I’ve been living in Greece since 2012 and every year on my anniversary, I post the top 10 things I love the most about living here. You can read those lists here, but if I had to choose just 5 reasons, they would be these:
1. The Mediterranean Lifestyle
Brunch can last until 7 p.m. because in Greece the afternoon ends sometime after 8 p.m. It is normal to book a doctor’s appointment or a manicure at 9 p.m. in the evening and most dinner plans often start after 10 p.m. Greece is a late-night Mediterranean country, and I love the relaxed and easy pace it sets.
2. Greek Food
Greek food is amazing, and I appreciate that when I go to the outdoor market to buy my fruit and vegetables, more often than not they still have dirt on them. I like knowing that I am eating honest, real food that, more often than not, is locally produced.
3. Community Bonds
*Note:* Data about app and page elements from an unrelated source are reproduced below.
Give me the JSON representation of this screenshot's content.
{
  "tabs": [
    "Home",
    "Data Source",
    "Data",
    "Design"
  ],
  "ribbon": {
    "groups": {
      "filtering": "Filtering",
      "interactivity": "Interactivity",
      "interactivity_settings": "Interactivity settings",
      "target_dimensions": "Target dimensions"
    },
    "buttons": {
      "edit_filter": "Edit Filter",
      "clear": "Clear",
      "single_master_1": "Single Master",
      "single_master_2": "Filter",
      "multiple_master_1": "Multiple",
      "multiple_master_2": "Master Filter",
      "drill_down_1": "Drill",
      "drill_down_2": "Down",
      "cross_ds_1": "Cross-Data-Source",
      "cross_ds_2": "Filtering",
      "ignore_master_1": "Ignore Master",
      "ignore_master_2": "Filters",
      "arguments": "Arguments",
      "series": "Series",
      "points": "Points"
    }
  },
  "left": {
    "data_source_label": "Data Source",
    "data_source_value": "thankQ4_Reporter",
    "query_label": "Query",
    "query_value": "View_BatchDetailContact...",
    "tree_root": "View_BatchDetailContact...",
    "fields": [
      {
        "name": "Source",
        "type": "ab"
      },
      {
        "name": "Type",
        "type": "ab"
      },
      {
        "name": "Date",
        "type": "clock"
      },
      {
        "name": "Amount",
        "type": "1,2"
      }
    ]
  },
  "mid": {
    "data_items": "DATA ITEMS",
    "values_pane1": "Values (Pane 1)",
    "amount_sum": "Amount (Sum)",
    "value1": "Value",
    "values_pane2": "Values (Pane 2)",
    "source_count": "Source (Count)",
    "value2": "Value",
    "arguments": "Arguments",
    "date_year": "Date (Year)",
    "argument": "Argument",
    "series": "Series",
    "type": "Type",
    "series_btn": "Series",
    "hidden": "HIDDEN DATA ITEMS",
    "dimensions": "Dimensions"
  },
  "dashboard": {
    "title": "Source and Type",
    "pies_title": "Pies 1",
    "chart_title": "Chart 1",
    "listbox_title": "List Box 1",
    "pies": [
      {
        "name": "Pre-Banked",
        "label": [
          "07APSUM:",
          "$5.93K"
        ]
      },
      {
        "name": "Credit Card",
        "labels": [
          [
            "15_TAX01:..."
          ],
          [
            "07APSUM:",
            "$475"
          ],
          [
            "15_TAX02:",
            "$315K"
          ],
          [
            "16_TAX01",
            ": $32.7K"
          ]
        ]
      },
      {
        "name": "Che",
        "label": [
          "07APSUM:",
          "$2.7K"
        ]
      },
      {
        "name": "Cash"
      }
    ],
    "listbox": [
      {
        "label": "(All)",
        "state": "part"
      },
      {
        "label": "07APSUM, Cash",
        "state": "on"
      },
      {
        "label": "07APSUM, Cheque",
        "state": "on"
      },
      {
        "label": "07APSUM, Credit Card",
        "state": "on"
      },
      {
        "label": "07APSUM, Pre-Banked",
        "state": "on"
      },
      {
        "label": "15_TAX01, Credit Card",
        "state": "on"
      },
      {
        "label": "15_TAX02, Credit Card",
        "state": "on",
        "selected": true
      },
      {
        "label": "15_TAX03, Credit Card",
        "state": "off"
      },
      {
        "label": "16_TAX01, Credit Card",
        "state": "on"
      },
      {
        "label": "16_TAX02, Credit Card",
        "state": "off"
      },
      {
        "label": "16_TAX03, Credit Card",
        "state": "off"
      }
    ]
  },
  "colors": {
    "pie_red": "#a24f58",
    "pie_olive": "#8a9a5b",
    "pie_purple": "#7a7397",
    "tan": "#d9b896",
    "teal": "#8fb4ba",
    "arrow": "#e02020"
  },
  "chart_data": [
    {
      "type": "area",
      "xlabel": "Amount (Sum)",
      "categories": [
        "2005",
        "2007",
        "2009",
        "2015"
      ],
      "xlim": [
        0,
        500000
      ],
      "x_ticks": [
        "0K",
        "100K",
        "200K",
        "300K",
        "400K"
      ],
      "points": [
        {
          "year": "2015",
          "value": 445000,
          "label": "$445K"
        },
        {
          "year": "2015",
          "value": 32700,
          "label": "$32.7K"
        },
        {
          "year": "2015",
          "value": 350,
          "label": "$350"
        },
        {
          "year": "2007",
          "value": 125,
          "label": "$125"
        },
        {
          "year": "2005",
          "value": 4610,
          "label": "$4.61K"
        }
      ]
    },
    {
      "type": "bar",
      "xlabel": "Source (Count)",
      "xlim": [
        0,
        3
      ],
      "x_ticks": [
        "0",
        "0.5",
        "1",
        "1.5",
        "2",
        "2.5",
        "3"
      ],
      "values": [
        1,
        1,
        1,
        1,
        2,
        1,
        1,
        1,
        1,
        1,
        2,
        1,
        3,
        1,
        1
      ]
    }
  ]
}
The mailman knows my travel schedule and where to leave packages when I’m away, without me ever saying a word. It’s part of the neighborhood web of information. When I take a taxi home late at night, nine times out of ten the driver waits until I’m in the front door before he drives away. And all around my neighborhood, the merchants leave out food and water for the stray cats. There is a kindness and a concern among the Greek people that is rare to find these days.
4. Greek Easter
Easter is the biggest holiday celebration in Greece and even though I’m not particularly religious, I love going to church at midnight with my Easter candle and then having the special dinner afterward. Part of the fun is that it feels like all of Greece is celebrating together.
The word “filotimo” exists only in Greek, and it means doing the right thing without expecting anything in return. In my time here, I’ve seen it acted out time and time again. There was the time my taxi driver Dimos came to pick me and my friends up in his personal car on a taxi strike day. He took us to the port but refused to accept money for the journey, because he wanted to respect the rules of the strike but also wanted us to have our holiday. Another time I got sick in a mountain village on a weekend trip. All the pharmacies were closed, but the souvenir store owner gave me his full package of Panadol. He was worried about me and wasn’t sure when I’d be able to get to an open pharmacy. He didn’t accept my offer to pay him, and in fact, he seemed confused when I tried to give him money. I could go on and on, but you’ll see for yourself. Even people here for short visits usually experience filotimo in one way or another.
Is Greece where you should move to? That I can’t say, but I do encourage you to come for a visit and decide for yourself. There is a lot to love about this country.